Aim of the task → Find every line containing "photo" in the records below and report the tally as a bare number.

Provided information →
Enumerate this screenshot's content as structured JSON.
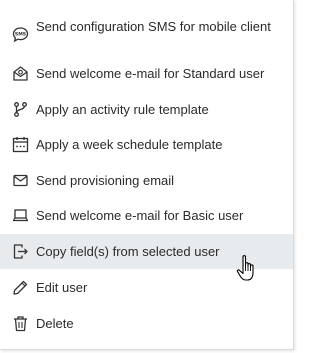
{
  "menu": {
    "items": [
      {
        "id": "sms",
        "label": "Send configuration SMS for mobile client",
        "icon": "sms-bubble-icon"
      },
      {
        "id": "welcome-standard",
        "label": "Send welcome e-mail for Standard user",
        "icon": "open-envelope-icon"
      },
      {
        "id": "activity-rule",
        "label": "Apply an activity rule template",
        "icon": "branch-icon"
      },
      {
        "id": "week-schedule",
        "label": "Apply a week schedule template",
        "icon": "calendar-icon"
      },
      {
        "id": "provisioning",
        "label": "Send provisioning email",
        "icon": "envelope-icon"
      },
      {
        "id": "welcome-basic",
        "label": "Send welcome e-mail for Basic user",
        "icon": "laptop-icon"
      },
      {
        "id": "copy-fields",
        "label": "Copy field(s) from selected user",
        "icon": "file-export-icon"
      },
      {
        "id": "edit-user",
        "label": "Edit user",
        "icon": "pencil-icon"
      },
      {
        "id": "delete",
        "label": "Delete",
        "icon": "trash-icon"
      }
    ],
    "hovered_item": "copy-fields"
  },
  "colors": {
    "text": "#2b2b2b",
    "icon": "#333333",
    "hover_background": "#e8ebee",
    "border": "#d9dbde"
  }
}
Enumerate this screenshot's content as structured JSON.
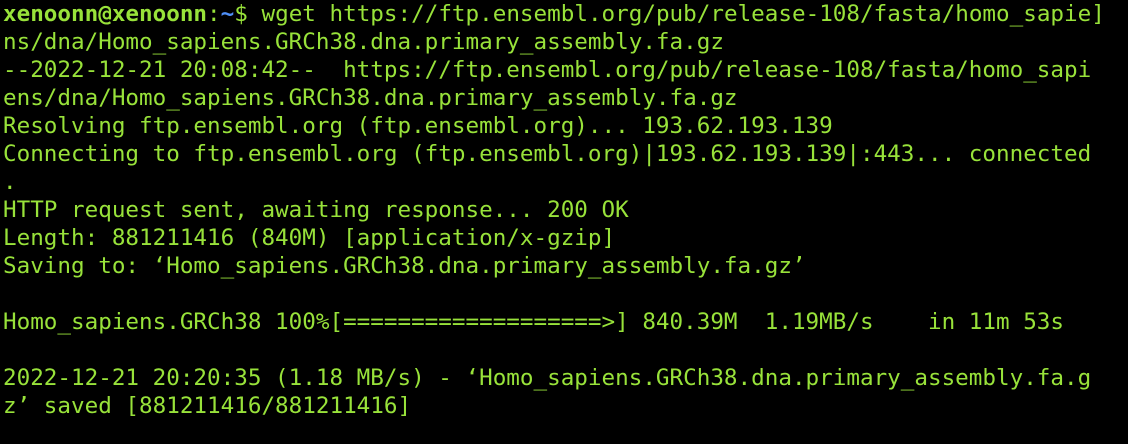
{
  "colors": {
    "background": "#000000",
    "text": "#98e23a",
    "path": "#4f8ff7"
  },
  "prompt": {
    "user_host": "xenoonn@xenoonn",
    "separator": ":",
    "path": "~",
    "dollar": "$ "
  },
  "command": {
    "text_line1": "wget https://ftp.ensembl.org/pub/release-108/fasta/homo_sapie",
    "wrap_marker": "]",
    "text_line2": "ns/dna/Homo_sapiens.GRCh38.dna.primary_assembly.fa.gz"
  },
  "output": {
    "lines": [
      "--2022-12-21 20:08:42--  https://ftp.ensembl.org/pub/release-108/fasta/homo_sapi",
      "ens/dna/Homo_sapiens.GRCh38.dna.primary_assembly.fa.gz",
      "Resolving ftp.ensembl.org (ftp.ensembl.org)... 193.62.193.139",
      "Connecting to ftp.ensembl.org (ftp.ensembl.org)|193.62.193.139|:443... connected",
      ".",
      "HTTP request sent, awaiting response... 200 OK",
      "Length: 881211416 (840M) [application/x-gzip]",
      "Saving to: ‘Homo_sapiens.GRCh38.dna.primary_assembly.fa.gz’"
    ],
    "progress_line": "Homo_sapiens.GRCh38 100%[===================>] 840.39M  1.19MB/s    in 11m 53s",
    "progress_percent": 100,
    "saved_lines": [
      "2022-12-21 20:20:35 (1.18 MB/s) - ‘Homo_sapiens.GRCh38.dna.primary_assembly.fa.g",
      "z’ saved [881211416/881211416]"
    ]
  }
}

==

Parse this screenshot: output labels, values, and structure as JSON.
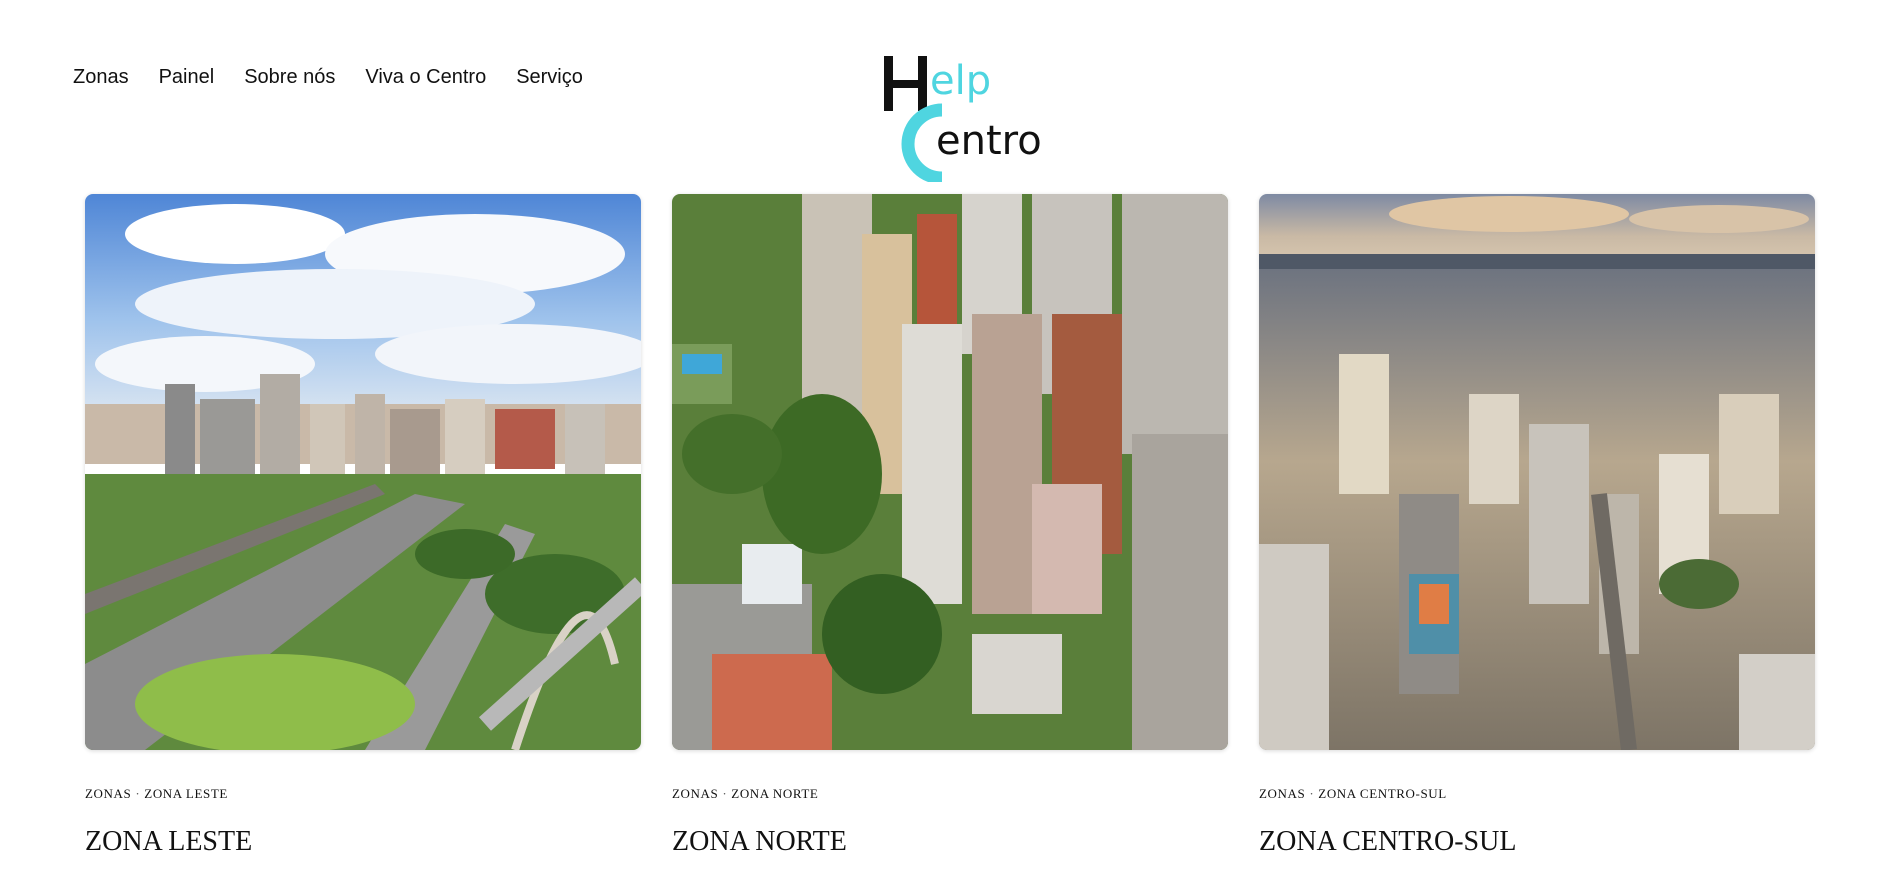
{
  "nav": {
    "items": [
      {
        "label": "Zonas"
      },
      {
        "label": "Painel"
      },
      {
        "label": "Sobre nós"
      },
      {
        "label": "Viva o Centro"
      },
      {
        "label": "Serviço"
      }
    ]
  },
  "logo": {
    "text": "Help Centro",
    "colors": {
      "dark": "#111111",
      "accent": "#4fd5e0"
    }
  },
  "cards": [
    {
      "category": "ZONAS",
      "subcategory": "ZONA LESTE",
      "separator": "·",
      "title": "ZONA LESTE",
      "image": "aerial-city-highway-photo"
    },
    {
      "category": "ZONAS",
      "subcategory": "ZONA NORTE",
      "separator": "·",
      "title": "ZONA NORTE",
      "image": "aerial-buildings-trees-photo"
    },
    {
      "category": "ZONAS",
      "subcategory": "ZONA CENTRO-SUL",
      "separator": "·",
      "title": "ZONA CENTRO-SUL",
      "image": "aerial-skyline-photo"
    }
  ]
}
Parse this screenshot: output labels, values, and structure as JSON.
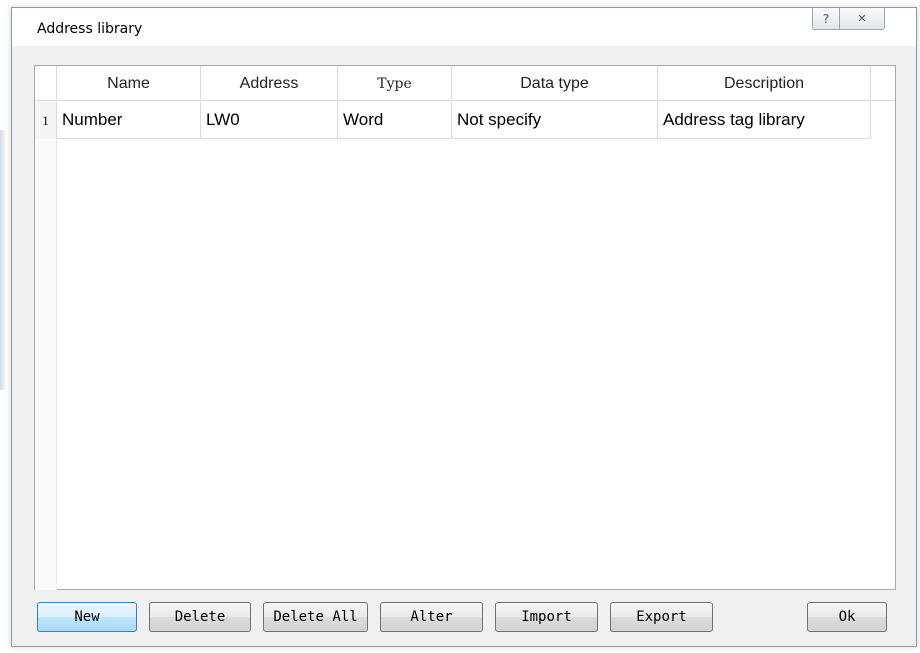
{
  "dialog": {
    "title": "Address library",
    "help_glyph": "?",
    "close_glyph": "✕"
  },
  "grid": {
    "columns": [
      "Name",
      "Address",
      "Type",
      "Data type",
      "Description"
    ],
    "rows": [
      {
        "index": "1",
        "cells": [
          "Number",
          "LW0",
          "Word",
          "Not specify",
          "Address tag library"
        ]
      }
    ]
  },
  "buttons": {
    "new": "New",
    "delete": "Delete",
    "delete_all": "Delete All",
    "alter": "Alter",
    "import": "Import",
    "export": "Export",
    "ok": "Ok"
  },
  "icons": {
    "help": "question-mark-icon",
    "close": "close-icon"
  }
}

Worked solution → 3